**Task requirements**
Look through the listing below for the string "value". Show each line where it occurs.

**Study material**
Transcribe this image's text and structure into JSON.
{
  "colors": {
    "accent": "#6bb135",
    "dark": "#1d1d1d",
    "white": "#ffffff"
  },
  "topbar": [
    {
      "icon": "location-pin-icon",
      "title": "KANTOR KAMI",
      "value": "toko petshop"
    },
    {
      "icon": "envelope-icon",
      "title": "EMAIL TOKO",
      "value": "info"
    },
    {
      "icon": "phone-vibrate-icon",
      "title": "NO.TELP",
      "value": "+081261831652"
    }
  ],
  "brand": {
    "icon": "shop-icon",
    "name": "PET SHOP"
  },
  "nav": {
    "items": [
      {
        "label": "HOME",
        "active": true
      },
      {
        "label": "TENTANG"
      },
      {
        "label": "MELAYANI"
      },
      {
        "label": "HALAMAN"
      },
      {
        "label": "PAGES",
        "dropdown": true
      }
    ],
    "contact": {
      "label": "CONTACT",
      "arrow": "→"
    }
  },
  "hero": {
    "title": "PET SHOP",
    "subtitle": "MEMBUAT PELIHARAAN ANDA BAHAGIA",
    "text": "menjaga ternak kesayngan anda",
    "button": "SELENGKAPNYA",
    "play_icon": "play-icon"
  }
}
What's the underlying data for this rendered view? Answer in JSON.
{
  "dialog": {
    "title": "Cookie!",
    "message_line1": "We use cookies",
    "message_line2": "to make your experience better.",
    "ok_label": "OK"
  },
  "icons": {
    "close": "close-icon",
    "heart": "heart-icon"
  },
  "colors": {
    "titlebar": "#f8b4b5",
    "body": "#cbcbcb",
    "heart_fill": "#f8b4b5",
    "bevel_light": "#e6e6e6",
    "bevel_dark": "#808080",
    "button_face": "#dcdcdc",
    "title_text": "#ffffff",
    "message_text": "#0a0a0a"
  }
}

**Task solution**
      "value": "toko petshop"
      "value": "info"
      "value": "+081261831652"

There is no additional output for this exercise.